May 4, 2005
Maricopa Community College District board member Jerry Walker doesn’t like gays and is quick to tell you that. So it wasn’t surprising when he made inflammatory comments about gays last month to a gay Mesa Community College employee.
What is surprising is that Walker’s remarks have generated very little public outcry so far. Except from Walker himself who is seizing the opportunity to promote even more controversial ideas, including limiting political discussion in classrooms.
The encounter occurred April 12 between Walker and Nate Yazzie, a part-time MCC employee assisting the college’s American Indian adviser, at the school’s 40th anniversary celebration.
The Mesa Legend, MCC’s student newspaper, reported Monday that Walker and Yazzie were talking when Walker asked if a nearby multicolored flag, called a rainbow flag and signifying gay pride, belonged to a local gay group.
Yazzie said yes, to which Walker replied "It’s a shame that they’re here." Yazzie then said he was gay, to which Walker replied "It’s a shame you are."
In an interview Tuesday, Walker recalled a slightly different account.
Walker, who is part American Indian, struck up a conversation with Yazzie, who was at a table displaying items highlighting American Indian culture. When Walker asked about the rainbow flag, Yazzie said that he was gay, to which
Walker says he replied that he wished Yazzie was straight like him.
Claiming that gay people lead a "deviant lifestyle," Walker on Tuesday described himself as a practicing Baptist who subscribes to a literal interpretation of the Bible, which he said prohibits homosexuality, premarital sex and "doing anything abnormal."
"They’re trying to convince our children that’s normal behavior," he said.
Walker, 59, didn’t see the article in the student newspaper, but said the comments he made last month were his personal opinion and were not meant to be published.
Yazzie couldn’t be reached for comment.
Walker said Tuesday he was going to call district chancellor Rufus Glasper, but emphasized that he would not try to have Yazzie fired or disciplined. Still, he said, "Employees shouldn’t be involved in stirring up controversy."
Rick DeGraw, a district spokesman, said the district office had received eight complaints by Tuesday afternoon from people who questioned why Walker made such remarks.
"It is more difficult to convince people we are totally committed to diversity when not everyone is expressing that same view," DeGraw said. However, "we take this very seriously," he said.
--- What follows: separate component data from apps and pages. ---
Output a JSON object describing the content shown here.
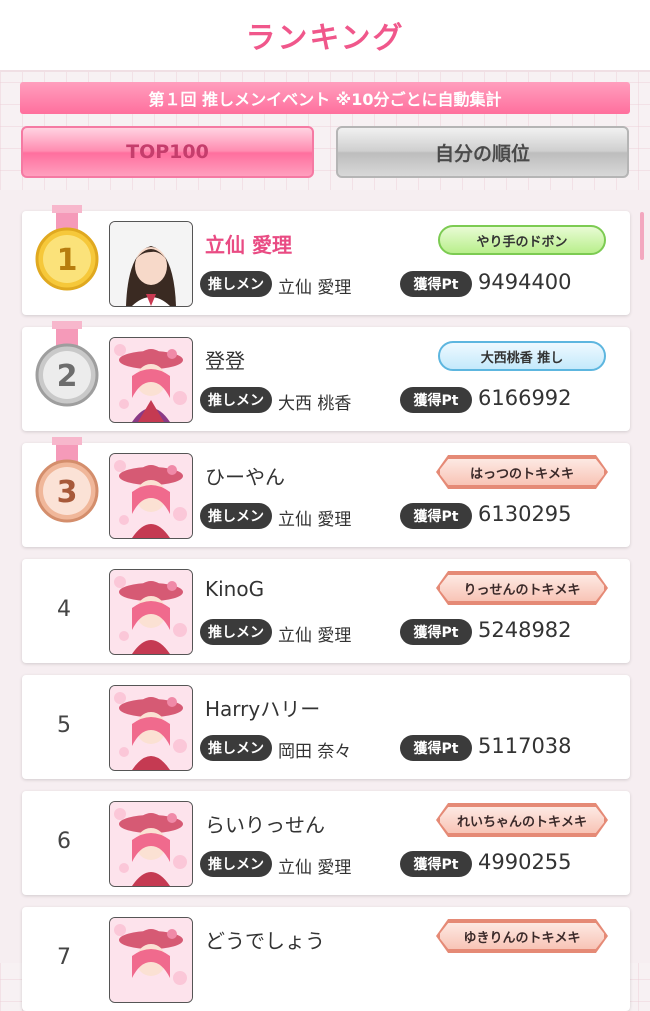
{
  "header": {
    "title": "ランキング"
  },
  "event": {
    "title": "第１回 推しメンイベント ※10分ごとに自動集計"
  },
  "tabs": [
    {
      "label": "TOP100",
      "active": true
    },
    {
      "label": "自分の順位",
      "active": false
    }
  ],
  "labels": {
    "oshimen": "推しメン",
    "points": "獲得Pt"
  },
  "medal_colors": {
    "gold": "#f6c83a",
    "silver": "#c9c9c9",
    "bronze": "#f0b79a",
    "ribbon": "#f59ab9"
  },
  "ranking": [
    {
      "rank": "1",
      "name": "立仙 愛理",
      "oshimen": "立仙 愛理",
      "points": "9494400",
      "badge": "やり手のドボン",
      "badge_style": "green",
      "avatar": "photo"
    },
    {
      "rank": "2",
      "name": "登登",
      "oshimen": "大西 桃香",
      "points": "6166992",
      "badge": "大西桃香 推し",
      "badge_style": "blue",
      "avatar": "character"
    },
    {
      "rank": "3",
      "name": "ひーやん",
      "oshimen": "立仙 愛理",
      "points": "6130295",
      "badge": "はっつのトキメキ",
      "badge_style": "red",
      "avatar": "character"
    },
    {
      "rank": "4",
      "name": "KinoG",
      "oshimen": "立仙 愛理",
      "points": "5248982",
      "badge": "りっせんのトキメキ",
      "badge_style": "red",
      "avatar": "character"
    },
    {
      "rank": "5",
      "name": "Harryハリー",
      "oshimen": "岡田 奈々",
      "points": "5117038",
      "badge": "",
      "badge_style": "none",
      "avatar": "character"
    },
    {
      "rank": "6",
      "name": "らいりっせん",
      "oshimen": "立仙 愛理",
      "points": "4990255",
      "badge": "れいちゃんのトキメキ",
      "badge_style": "red",
      "avatar": "character"
    },
    {
      "rank": "7",
      "name": "どうでしょう",
      "oshimen": "",
      "points": "",
      "badge": "ゆきりんのトキメキ",
      "badge_style": "red",
      "avatar": "character"
    }
  ]
}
For his part, Walker says he’s glad for the publicity because the issue needs attention and promised more controversy.
He plans to encourage the board to redefine "academic freedom" by restricting what can be talked about in college classrooms. He pointed to a recent incident in which an MCCD student was kicked out of class by a math instructor after the woman complained about the teacher’s "Bushbashing" comments. Walker declined to name the college, the teacher or the student.
The only subjects that should be talked about in class, he said, are those listed on the course syllabus.
Walker believes gay people have a right to an education, but they don’t have a right to promote same-sex relationships on campus.
Sonia Moreno -Filan, a spokeswoman for Mesa Community College, said Yazzie complained to dean Patti Cardenas-Adame, but has not filed a formal grievance.
Cardenas-Adame didn’t return a call.
Walker, a former Navy medic who holds an advanced counseling degree and studied theology, is one of five members of the district governing board. Active in Republican politics, he was elected in November, defeating Charles Backus, a former Arizona State University administrator and professor.
"I’m not disappointed," Walker said, about the recent publicity on his comments. "There’s a lot of attention that needs to be brought to this."